Najib Redouane, Romance/German/Russian Languages and Literatures, published a book of poetry titled Le murmure des vagues from the Rome-based Aracne Editrice in 2011, 80 p., and co-edited (with Y. Bénayoun-Szmidt), L’œuvre romanesque de Gérard Étienne: É(crits) d’un révolutionnaire, Paris, Éditions L’Harmattan, 2011, 254 p. He also wrote two articles titled “Les fruits du cyclone: La géopoétique des Antilles et la littérature-monde de Daniel Maximin ou un aperçu à la loupe du paradis raté” in Cinematographic Art and Documentation. Review of Cinematographic Studies, Nr. 2 (6), Nouvelles séries, 2010, Doina Rusti (Éd), Visual Culture Centre, Hyperion University, Faculté des arts, Bucarest, Roumanie, pp. 46-48, “Clichés de la sexualité et figures métonymiques de la féminité dans Pourquoi nous aimons les femmes de Mircea Cartarescu” in Communication interculturelle et littérature, No. 4 (12) / 2010, Représentations de la féminité dans l’espace culturel francophone, Alina Crihana (s. la dir.), Vol. I, Editura Europlus, Université “Dunarea de Jos” de Galati, Roumanie, pp. 17-22. In addition, he delivered a keynote speech at the International Conference Paradigms of Chinese Culture – Background Values and the Image of Civilization, held at ULIM,Chisinãu, Moldava, March 4. The title of the conference was “China and the Western World: Differences, Divergences, Complimentarity.”
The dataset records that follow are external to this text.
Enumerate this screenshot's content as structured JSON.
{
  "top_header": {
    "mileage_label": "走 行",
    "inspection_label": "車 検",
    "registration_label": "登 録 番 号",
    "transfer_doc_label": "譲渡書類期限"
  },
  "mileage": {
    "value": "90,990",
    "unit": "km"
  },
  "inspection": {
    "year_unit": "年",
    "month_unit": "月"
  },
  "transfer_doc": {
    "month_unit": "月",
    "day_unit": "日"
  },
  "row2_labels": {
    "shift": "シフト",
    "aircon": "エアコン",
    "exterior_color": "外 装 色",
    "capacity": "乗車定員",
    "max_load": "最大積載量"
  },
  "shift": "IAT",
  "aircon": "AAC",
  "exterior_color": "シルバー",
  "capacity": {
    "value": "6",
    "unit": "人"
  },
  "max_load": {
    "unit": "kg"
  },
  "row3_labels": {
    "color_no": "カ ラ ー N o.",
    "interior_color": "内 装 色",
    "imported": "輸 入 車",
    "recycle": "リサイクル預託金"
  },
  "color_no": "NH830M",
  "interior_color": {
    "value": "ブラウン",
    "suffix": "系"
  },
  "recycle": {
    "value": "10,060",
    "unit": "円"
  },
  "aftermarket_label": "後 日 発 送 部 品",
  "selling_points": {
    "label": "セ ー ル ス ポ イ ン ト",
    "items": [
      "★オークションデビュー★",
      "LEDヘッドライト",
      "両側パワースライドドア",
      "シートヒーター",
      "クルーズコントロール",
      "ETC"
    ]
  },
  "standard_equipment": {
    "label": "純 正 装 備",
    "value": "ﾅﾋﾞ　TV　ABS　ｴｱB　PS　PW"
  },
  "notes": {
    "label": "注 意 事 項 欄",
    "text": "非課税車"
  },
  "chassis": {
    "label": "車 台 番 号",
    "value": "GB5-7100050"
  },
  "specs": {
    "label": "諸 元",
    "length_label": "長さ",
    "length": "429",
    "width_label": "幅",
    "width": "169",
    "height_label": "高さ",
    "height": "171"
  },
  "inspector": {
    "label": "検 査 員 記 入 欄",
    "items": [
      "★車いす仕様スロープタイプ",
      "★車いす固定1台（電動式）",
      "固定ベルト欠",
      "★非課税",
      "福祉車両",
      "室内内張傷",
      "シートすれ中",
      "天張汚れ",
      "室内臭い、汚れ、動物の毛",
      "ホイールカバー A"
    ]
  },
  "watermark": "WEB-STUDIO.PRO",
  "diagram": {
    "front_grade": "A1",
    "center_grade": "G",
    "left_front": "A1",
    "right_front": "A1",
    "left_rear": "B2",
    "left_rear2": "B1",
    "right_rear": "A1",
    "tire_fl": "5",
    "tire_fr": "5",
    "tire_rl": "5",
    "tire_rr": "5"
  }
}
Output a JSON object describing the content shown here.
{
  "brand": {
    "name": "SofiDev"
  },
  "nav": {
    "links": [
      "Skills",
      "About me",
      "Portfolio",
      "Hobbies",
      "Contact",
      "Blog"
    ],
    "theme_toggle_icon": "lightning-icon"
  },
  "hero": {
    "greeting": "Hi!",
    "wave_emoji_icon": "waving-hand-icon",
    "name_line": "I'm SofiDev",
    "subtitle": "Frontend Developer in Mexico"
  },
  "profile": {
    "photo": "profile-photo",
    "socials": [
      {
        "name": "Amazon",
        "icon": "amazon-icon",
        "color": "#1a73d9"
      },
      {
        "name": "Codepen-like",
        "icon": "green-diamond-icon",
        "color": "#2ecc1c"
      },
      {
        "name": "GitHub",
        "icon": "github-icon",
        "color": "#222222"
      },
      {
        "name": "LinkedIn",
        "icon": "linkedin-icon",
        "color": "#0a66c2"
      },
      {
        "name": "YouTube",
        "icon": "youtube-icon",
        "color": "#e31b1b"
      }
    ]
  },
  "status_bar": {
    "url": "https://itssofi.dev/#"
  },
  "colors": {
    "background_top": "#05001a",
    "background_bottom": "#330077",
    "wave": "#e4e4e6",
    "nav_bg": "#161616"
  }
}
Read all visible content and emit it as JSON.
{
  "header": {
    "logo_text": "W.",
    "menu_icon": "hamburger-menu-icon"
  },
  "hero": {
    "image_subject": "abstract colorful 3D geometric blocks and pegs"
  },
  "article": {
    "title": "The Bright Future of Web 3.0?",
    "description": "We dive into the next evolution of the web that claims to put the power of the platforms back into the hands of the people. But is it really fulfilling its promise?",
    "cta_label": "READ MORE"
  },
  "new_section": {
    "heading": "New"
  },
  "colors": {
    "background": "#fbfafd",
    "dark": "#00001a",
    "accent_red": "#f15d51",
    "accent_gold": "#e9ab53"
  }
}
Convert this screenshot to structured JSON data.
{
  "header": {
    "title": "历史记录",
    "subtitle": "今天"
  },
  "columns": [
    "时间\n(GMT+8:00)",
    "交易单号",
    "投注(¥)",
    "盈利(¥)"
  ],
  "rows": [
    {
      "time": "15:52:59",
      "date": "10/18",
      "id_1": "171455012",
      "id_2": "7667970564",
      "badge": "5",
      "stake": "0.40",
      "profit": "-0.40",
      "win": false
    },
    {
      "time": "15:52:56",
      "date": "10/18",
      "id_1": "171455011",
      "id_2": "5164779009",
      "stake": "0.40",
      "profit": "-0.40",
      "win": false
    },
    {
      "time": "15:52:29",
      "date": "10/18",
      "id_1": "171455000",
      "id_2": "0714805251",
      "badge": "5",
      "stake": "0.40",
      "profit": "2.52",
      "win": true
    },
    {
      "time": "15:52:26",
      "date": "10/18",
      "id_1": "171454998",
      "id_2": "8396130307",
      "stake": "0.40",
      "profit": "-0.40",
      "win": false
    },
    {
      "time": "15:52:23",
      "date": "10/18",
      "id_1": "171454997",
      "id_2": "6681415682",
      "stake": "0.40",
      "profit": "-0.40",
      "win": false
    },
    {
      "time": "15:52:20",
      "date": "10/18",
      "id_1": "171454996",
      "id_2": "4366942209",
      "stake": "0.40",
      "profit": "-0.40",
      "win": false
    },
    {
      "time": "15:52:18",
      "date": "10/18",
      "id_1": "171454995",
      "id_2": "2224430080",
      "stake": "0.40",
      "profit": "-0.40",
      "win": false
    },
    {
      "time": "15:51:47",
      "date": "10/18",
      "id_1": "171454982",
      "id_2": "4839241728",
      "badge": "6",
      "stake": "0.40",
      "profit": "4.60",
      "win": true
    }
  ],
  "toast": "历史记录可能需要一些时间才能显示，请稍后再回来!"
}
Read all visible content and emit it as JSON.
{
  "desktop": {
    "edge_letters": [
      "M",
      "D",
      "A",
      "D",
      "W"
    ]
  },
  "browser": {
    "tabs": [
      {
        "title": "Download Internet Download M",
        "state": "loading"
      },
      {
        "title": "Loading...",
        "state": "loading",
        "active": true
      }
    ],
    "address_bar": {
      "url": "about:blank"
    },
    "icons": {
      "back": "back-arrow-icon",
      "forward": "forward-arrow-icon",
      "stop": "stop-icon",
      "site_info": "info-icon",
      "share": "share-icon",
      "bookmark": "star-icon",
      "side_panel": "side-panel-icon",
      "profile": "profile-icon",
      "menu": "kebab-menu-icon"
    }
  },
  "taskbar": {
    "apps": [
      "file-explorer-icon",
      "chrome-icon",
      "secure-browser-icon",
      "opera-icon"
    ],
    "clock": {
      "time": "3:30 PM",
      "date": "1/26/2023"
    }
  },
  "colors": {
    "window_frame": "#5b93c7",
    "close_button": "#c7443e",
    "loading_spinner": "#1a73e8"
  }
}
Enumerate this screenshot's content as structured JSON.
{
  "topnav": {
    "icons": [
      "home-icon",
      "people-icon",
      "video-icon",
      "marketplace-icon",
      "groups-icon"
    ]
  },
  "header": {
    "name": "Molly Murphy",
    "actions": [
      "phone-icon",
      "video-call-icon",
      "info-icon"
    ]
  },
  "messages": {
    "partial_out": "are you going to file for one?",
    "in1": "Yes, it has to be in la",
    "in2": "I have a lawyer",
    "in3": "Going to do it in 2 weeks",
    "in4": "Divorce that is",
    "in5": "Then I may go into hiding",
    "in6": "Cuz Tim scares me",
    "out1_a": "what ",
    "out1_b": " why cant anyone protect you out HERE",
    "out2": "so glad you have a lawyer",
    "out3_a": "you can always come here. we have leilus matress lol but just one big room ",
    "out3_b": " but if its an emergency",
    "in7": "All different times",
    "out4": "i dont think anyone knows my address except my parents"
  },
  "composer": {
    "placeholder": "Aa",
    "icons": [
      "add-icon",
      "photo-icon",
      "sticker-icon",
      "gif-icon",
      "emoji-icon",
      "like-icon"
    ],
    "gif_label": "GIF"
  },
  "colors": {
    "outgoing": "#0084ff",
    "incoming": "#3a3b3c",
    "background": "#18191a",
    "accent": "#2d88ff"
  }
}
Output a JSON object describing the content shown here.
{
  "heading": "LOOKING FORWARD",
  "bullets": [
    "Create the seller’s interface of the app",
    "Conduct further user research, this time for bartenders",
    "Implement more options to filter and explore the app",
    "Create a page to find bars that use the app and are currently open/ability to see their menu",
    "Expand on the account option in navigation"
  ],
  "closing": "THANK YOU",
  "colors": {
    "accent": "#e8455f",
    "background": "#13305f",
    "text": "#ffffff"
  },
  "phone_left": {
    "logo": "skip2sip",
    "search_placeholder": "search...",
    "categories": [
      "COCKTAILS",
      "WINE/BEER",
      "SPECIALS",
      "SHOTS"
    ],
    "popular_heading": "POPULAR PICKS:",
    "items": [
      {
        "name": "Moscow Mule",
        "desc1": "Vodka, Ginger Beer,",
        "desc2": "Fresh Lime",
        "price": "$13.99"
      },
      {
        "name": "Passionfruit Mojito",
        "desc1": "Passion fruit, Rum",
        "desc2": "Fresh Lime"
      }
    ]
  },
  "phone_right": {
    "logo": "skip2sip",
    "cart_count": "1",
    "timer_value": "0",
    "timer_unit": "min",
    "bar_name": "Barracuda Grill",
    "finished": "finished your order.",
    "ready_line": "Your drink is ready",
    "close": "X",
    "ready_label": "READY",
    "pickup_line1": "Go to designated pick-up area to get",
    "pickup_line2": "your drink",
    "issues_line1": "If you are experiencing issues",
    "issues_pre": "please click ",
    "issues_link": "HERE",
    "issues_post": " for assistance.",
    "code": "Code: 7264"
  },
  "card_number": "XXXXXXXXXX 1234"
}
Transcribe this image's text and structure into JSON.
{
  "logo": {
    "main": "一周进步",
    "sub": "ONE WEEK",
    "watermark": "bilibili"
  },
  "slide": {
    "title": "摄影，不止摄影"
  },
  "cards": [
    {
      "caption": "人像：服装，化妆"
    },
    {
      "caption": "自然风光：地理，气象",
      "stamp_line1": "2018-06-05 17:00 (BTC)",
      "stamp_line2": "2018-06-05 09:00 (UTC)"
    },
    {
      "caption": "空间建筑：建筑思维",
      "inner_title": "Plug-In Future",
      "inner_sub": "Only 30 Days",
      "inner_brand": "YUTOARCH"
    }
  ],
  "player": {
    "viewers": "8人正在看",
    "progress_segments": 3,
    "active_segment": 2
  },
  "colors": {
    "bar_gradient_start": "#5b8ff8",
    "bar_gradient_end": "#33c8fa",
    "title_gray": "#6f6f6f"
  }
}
Christine M. Rodrigue, Geography, presented on the topic “Nearest Neighbor Analysis, Regression, and Secondary Crater Prospecting on Mars” to the 42nd Lunar and Planetary Science Conference held in The Woodlands, Texas, in March.

Dmitrii Sidorov, Geography, gave a presentation, “Localizing and Visualizing Civilizational Geopolitics: Ilya Glazunov’s Painting Eternal Russia” to the Association of American Geographers annual national conference in April held in Seattle. He also gave a panel presentation to the “Critical Biographies of Post-Communist Cities 3: Legacies and Current Trajectories.”

Craig Smith, Center for First Amendment Studies, attended a national summit sponsored by the Ford Foundation on the topic “The “Difficult Dialogues Initiative” on April 11-12, in Washington, D.C. Smith was one of only 24 experts invited to participate in the summit on campus First Amendment issues.

Deborah Thien, Geography, presented “Welcome Home Our Military Sisters: Sexual Difference, Emotion and (Post) Traumatic Spaces for Female Veterans with PTSD” to the Association of American Geographers annual conference held in Seattle this April. She also gave a panel presentation in the special commemorative session, “For Julie Graham: Celebrating Julie Graham’s Contributions and Exploring the Future of her Work.” Additionally, she organized four special sessions: “Gendered Cultures,” “Gendered Politics,” “Rethinking, Redressing and Reclaiming Gendered Knowledges” and “Rural Women’s Livelihoods.”

Skyne Uku Wertimer, Africana Studies, presented a juried paper titled “The Emerging Transnational Terrorism and Crimes: The Post-Cold War Threats to Global Collective Security” at the International Studies Association’s 52nd Annual Convention held in Montreal, Quebec, March 16-19 on the theme “Global Governance – Political Authority in Transition.”